Scully, who calls Petty “one of the great rebels of the music business,” was enamored with Petty’s song craftsmanship, as well as his comedic sensibility. “One of the things that always drew me to Tom Petty — beyond the amazing songwriting and musicianship of him and the band — was that he had this great dry sense of humor, which is why people in comedy really liked him too,” says Scully. “He was genuinely funny, not only on The Simpsons. He had a recurring role on Garry Shandling’s first show, playing Garry’s neighbor. He had real comedy chops. When he did The Simpsons, I knew we wouldn’t have to tell him how to be funny; he would just come in and do it.”
“How I Spent My Strummer Vacation” was initially imagined to include guest spots with B-list rock stars, but the wish list was upgraded when the Rolling Stones expressed interest in participating to help promote an upcoming tour. “Once Mick and Keith were in, you’ve got to go after the best, and Tom Petty was literally the first person I wanted,” says Scully. “There were a few people I always wanted to have on the show, and he was one of them… It was so much fun to write his voice because I already knew it so well from all the years of seeing him play and hearing him do interviews and watching him on the Shandling show. He was just one of those guys who, on top of all the musical talent, was genuinely funny.”
There was no drama or negotiating in securing the music legend, perhaps because he had a deep affection for the long-running animated series. (He did not like to license his music frequently for TV shows, but made an exception and allowed The Simpsons to use “The Waiting” in a 1997 episode.) “It was an easy get,” Scully recalls. “We asked, he said yes, it was that easy…. He was a genuine fan, and he kept rubbing it in to his bandmates — they had been doing an all-night recording session at the time — and telling them to be sure to remind him that he had to leave to go record The Simpsons.”

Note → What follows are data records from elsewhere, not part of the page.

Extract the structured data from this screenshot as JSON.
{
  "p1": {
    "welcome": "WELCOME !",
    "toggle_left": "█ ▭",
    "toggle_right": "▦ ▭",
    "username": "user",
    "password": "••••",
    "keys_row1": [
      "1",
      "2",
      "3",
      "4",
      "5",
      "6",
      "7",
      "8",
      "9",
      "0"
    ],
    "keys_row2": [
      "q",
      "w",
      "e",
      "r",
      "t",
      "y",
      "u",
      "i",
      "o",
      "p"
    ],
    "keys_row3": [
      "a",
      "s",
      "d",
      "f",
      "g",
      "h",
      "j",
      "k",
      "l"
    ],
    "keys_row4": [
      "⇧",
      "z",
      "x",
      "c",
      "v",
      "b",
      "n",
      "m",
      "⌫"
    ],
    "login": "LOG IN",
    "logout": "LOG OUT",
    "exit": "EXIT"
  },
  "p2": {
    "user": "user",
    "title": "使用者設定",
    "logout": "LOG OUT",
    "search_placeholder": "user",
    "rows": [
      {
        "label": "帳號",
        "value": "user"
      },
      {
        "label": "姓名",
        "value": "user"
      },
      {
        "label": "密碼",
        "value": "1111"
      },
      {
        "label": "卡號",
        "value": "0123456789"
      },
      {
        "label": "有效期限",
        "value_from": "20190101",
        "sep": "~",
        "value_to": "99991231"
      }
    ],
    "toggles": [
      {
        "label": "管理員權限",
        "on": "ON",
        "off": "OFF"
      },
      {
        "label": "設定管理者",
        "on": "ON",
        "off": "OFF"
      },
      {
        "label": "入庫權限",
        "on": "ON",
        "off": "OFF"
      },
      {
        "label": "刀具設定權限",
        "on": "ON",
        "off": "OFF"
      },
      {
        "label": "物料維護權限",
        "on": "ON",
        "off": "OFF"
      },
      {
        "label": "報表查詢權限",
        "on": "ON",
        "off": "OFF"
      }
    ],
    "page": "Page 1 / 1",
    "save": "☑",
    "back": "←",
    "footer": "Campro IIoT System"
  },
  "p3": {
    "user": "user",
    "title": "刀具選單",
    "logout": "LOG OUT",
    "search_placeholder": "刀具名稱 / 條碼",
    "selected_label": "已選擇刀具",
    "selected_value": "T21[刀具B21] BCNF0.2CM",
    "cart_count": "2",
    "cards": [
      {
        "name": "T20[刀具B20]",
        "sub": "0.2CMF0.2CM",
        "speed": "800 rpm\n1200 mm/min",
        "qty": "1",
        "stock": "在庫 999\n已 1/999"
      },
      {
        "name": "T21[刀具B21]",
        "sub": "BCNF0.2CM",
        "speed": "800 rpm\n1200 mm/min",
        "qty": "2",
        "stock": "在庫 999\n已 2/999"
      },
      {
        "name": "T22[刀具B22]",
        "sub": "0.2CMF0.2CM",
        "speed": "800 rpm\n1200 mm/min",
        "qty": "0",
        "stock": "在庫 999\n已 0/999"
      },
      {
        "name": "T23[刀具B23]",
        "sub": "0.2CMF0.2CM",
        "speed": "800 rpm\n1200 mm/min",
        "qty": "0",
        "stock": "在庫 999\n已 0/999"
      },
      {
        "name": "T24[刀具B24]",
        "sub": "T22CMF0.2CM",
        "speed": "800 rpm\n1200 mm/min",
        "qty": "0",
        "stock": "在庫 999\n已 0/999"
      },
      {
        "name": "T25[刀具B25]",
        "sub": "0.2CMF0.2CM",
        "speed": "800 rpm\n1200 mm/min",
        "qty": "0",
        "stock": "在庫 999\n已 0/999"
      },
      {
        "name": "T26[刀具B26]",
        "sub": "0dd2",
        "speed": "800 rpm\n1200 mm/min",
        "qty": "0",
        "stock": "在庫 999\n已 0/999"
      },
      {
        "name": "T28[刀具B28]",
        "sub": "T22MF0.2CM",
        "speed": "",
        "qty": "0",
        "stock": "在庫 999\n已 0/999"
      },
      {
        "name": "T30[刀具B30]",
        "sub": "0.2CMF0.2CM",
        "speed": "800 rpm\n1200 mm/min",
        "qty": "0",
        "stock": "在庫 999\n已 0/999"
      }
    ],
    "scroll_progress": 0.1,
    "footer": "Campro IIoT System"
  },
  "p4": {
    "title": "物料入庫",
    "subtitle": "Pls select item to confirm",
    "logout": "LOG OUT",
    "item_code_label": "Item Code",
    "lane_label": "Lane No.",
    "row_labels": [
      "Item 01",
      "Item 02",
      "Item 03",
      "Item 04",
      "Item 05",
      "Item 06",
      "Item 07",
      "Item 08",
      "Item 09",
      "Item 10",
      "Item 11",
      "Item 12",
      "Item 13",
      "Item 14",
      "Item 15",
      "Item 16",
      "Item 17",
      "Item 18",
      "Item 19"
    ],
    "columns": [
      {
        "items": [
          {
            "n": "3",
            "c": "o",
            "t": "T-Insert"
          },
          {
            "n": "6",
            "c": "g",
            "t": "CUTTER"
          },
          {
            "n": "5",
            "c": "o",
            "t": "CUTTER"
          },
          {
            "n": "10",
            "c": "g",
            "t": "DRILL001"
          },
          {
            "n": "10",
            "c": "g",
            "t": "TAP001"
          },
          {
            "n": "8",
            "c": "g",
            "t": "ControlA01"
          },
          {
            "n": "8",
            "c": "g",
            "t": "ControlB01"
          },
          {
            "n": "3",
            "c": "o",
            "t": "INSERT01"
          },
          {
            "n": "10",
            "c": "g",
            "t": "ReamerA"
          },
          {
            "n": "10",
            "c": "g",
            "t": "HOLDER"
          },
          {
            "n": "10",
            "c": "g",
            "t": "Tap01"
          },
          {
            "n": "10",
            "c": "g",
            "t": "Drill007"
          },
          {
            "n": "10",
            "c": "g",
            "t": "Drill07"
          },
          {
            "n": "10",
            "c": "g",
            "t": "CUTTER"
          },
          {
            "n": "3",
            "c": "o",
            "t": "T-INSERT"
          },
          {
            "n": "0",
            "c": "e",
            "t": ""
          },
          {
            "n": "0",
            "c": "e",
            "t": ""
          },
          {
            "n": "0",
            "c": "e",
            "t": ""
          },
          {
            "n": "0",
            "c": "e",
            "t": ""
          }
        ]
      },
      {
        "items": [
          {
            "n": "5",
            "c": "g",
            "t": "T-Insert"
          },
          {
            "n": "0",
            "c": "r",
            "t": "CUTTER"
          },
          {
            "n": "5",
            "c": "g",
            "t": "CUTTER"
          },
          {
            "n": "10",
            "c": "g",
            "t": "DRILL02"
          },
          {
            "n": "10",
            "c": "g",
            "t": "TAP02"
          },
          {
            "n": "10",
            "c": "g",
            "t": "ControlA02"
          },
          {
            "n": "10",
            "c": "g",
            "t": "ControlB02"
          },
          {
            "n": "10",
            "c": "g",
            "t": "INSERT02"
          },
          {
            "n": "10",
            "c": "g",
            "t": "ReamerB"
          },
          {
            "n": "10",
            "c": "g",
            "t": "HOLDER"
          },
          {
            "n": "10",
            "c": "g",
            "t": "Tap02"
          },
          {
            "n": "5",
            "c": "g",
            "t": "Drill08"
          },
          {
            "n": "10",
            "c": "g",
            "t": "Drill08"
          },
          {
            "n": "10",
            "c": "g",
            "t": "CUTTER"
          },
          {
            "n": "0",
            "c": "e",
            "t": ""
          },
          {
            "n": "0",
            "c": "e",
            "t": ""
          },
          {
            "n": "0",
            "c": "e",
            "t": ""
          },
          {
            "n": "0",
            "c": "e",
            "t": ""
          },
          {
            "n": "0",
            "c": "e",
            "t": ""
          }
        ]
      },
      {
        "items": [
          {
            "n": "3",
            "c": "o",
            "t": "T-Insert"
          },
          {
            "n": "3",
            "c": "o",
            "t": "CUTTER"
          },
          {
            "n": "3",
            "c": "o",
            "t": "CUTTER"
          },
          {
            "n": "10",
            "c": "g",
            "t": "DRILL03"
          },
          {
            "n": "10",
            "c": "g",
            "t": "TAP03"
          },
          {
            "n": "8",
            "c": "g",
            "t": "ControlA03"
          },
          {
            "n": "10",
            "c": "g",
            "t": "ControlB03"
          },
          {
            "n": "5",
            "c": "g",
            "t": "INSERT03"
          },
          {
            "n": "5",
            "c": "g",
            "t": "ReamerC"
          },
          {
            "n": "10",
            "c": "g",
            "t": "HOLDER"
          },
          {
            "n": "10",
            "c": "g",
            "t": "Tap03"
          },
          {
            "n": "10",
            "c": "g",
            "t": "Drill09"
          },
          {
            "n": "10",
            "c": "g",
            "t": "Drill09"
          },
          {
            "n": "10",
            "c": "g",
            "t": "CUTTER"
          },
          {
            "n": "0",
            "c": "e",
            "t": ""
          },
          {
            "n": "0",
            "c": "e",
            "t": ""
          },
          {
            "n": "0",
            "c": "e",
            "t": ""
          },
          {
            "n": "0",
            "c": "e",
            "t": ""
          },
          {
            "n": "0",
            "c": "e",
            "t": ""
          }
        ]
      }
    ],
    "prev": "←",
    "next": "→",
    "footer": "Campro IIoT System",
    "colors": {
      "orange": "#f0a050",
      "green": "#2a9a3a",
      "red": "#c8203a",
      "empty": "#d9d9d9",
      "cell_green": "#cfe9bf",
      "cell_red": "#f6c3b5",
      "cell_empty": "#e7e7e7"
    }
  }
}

The recording session proved to be a highlight for the Simpsons producers. “He was everything we wanted,” says Scully. “He brought his guitar, he played for us. He clearly was having a great time doing it. That is him playing the guitar in the show. [At the part where Petty asks, “You just want mindless, generic rock?”] he just grabbed his guitar and asked us, ‘You mean something like this?’ and what he did was what we used in the show. He knew exactly what we were talking about. He got the joke right away. If you watch the closing credits of that episode, we have a snippet of him recording his lines and playing the guitar.” (Petty crossed paths with the show once again, presenting a gift to the Simpsons team at a 300th episode party that he attended with his son.)
“It’s a devastating loss,” sums up Scully. “It’s a loss for me personally, it’s a loss for music and a loss for comedy. Because the guy really made me laugh. This one hurts.” Ultimately, he finds solace in “How I Spent My Strummer Vacation” bringing him in contact with an idol of his. “Writing and producing that episode was definitely one of my favorite Simpsons moments,” says Scully. “It ultimately became my rock & roll fantasy camp having all these great musicians in it, but the time with Tom Petty was as cool as I could have hoped for, and more fun than I could have imagined. He did not disappoint — on any level.”